New Jersey Gov. Chris Christie, who’s still struggling with a swirling controversy over his office's alleged repeated abuses of power, is seemingly trying to shift attention away from the potentially damning accusations and on to his state hosting Super Bowl XLVIII.
After all, Sunday’s big game isn't about politics. And it was a big get for the Garden State to hold the first-ever outdoor, cold weather Super Bowl. Eyes across the country will watch as New Jersey holds the limelight, an enviable perch for Christie – a potential 2016 presidential candidate. Or at least, that's how it seemed back when the NFL announced in 2010 that the game would be held at the MetLife Stadium in East Rutherford.
But fast forward to today, when New Jersey can't shake “Bridgegate," and Christie's popularity is plummeting. Does he really want a national stage right now?
On the one hand, the Super Bowl is a boon. After all, the NFL has said this year’s Super Bowl is estimated to bring $550 million to $600 million to the New York/New Jersey area, a not-insignificant boost to the economy and local businesses.
Christie this week has been highlighting the event, appearing in Jersey City on Monday for a Super Bowl kick-off concert and holding a press conference on Wednesday to discuss his efforts to prevent sex-trafficking around the time of the big game. He did not take questions, likely to avoid having to address his recent troubles.

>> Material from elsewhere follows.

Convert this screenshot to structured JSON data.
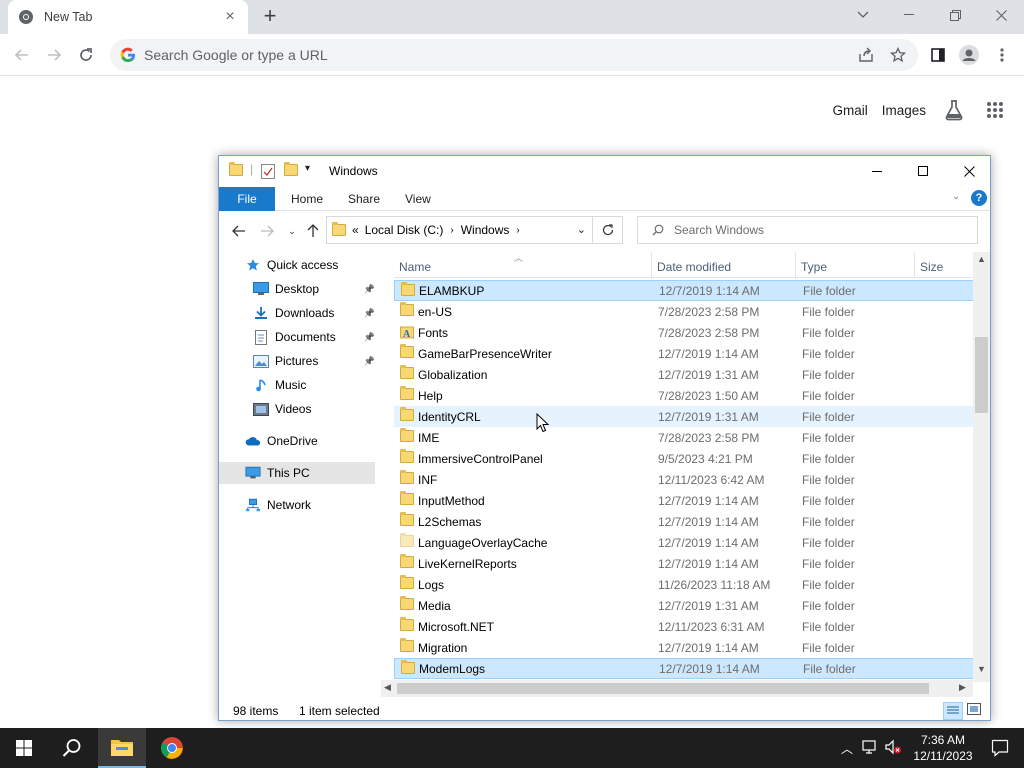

Similarly, on Thursday, the Republican gave an interview to 94WIP sports radio in Philadelphia, on the condition that the subject did not stray away from sports. It was his first interview since his epic, two-hour long press conference after top staffers were caught as the architects behind the political scheme to shutter lanes on the George Washington Bridge. An upbeat Christie predicted the Broncos would beat the Seattle Seahawks.
On Friday, Christie tweeted: "Super Bowl weekend is here!” He has an interview with Sirius XM Blitz to talk about the game. He’s also expected to attend radio shock jock Howard Stern’s birthday party in New York City.
Monmouth University pollster and political analyst Patrick Murray doesn’t anticipate Christie will get a recharging bounce out of the Super Bowl and that we’d probably be seeing a lot more of the governor if he wasn’t having such a terrible month.
“He’s been much more low key than he almost certainly planned to be around the Super Bowl,” said Murray. “I’m sure the original plan was to hold a lot of events in which he was going to headline…The strategy right now is to do no harm…He can’t be seen as taking any victory laps – then it would look like he was removed from the issues that are happening in his administration.”
The Super Bowl certainly didn’t help GOP Gov. Bobby Jindal, whose New Orleans held the Super Bowl last year. His approval rating was on a steady decline in 2013. And in 2012, then-governor Mitch Daniels received a lot of negative attention, including activists’ plans to hold “Occupy Super Bowl Protest” when the Republican signed – just four days before the big game -- anti-union “right to work” legislation.
To make matters worse for Christie, he's facing new accusations, including a report this week in The New York Times showed that as far back as of May 2013, Democratic Mayor of Hoboken Dawn Zimmer was being pressured by the governor’s allies to green light a development project in her city. Jersey City Mayor Steve Fulop has also claimed state officials canceled a series of meetings it set up with Fulop after he told Christie’s allies he wouldn’t be endorsing the Republican governor’s re-election bid. And Olympian Carl Lewis says Christie dropped a plan to make him New Jersey’s first physical fitness ambassador after he decided to run against a Republican incumbent for state senate in 2011. The governor also faces a federal audit for the potential misuse of Hurricane Sandy relief money to produce tourism ads featuring his family during his bed for a second term in office.
On Friday, New York City Mayor Bill de Blasio – who has criticized the lane closures as “immoral” but showed up at the Jersey City kickoff concert alongside Christie—announced he would not go across the Hudson River to attend the Super Bowl.
The Democrat, whose state is sort of co-hosting the game, said he would watch at home with his teen son. Perhaps the newly-elected populist, who has promised to reduce income inequality, also doesn't want to be rubbing elbows with celebrities at the pricey event.
“I’ve decided to watch the game on TV, just like the vast majority of New Yorkers,” De Blasio said in a statement.
Christie’s office did not immediately respond to requests asking about the governor’s plans for Sunday.
Politically, Christie is expected to forge ahead. His aides have announced that the governor, who chairs the Republican Association, will travel to Texas, Connecticut, Illinois, Utah, Georgia and Massachusetts this spring to hold events for the RGA and GOP candidates.
In a Quinnipiac poll released Friday, the Republican saw a 10-point drop in support since November, before his administration became embroiled in controversy over several different political schemes. The poll adds to a trove of surveys out this week showing that Christie, who once led possible GOP presidential contenders, is now slipping in favorability.